Costing £399 plus a £29 delivery charge, the Sinclair C5 was a one-person electric transport launched in January 1985 by Sinclair Vehicles, a company formed two years previously by inventor and entrepreneur Clive Sinclair, the brain behind the ZX81 and ZX Spectrum home computers, which had driven the British home computer boom of the 1980s…

‘Murmurs of Earth: The Voyager Interstellar Record’, 1978

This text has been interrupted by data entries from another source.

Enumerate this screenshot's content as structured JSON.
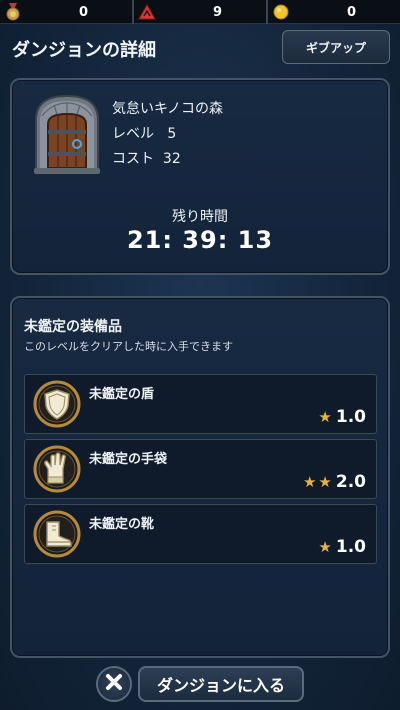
{
  "resources": [
    {
      "icon": "medal-icon",
      "value": "0"
    },
    {
      "icon": "warning-icon",
      "value": "9"
    },
    {
      "icon": "coin-icon",
      "value": "0"
    }
  ],
  "header": {
    "title": "ダンジョンの詳細",
    "give_up_label": "ギブアップ"
  },
  "dungeon": {
    "name": "気怠いキノコの森",
    "level_label": "レベル",
    "level": "5",
    "cost_label": "コスト",
    "cost": "32",
    "remaining_label": "残り時間",
    "remaining_time": "21: 39: 13"
  },
  "equipment": {
    "title": "未鑑定の装備品",
    "subtitle": "このレベルをクリアした時に入手できます",
    "items": [
      {
        "name": "未鑑定の盾",
        "icon": "shield-icon",
        "stars": 1,
        "rating": "1.0"
      },
      {
        "name": "未鑑定の手袋",
        "icon": "glove-icon",
        "stars": 2,
        "rating": "2.0"
      },
      {
        "name": "未鑑定の靴",
        "icon": "boot-icon",
        "stars": 1,
        "rating": "1.0"
      }
    ]
  },
  "footer": {
    "enter_label": "ダンジョンに入る"
  },
  "colors": {
    "star": "#e3b248",
    "medal_gold": "#c8a24a",
    "warning_red": "#d83a3a",
    "coin_yellow": "#f2c230"
  }
}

Murmurs of Earth was published the year after the 1977 launch of the twin space probes Voyager 1 and Voyager 2. While the Voyager program’s primary mission was to survey, photograph, and analyze the planets of the outer solar system, the book focuses on our attempts to communicate with whatever intelligent entities might encounter the probes as they flew headlong into the interstellar night…

TI-99/4A Computer Books, 1983 – 1987

Texas Instruments (TI), which had pioneered both pocket calculators and speech synthesizer technology in the 1970s, released its TI-99/4A home computer in 1981. After the release of its first personal computer, 1979’s TI-99/4—a fairly substantial commercial disaster—TI went back to the drawing board to produce a home computer that was cheaper, easier to use…

Fiat “Handbuilt by Robots” Commercial, 1978

In the post-Star Wars era of 1978, robots—or “‘droids”—had ceased to be the ambiguous, threatening machines of yore. Now, they were cheerful helpmates for humanity who labored tirelessly (and free of cost) for the benefit of all. In a world suddenly obsessed with futuristic technologies, their appearance in an advertisement was sure to be noticed—especially by the younger members of any potential car-buying family…

Metal Mickey, 1978 – 1983

After first appearing as a recurring character on British children’s TV show The Saturday Banana and scoring a hit record with his 1978 novelty cover of “Lollipop,” five-foot-tall remote-controlled robot Metal Mickey caught the eye of LWT producer Humphrey Barclay, who commissioned a self-titled spin-off series…

Quickshot Joysticks, 1982 – 1988

As sophisticated new electronic entertainments entered the lives of increasing numbers of people during the 1980s, sophisticated new interfaces were designed to utilize these entertainments—and capitalize on them—to their fullest potential. The joystick was invented originally to satisfy the need to control movement in three dimensions following the invention of the aircraft in the early 20th century…

Adventures in Atari BASIC: Lesson Six – Enemies and Earthquakes

By Mikey Walters

In Lesson Five, we learned about Space Assault’s “main loop” and how game events quickly occur in succession to give the appearance of happening simultaneously. We also handled the actions of our human player, such as moving the crosshair via joystick and firing the Fission Gun Tower. Now it’s time to give the Clovis Aliens their due, so let’s code their relentless, earthshaking attack!

Texas Instruments SR-52 Programmable Calculator, 1975

As the microchip revolution took root in the late 1960s, one of the most obvious uses for the new miniaturization was in the field of mathematics. Digital computers’ original tasks had, of course, been related to calculating much faster than deskbound human beings. The power of a once-massive digital computer transferred to a handheld device would allow for a revolution in calculation, allowing mathematicians of all stripes, from accountants to engineers, to free themselves from lengthy and difficult slide rule calculating…

Adventures in Atari BASIC: Lesson Five – Take Aim and Fire

By Mikey Walters

In Lesson Four, we experienced a crash course in manipulating Atari computer memory, specifically to initialize and control Player/Missile Graphics, and we learned how to move our players across the playfield. With those powerful techniques under our belt, this lesson is action-packed! Not only will we cover joystick control, but also how to fire the mighty Fission Gun Tower…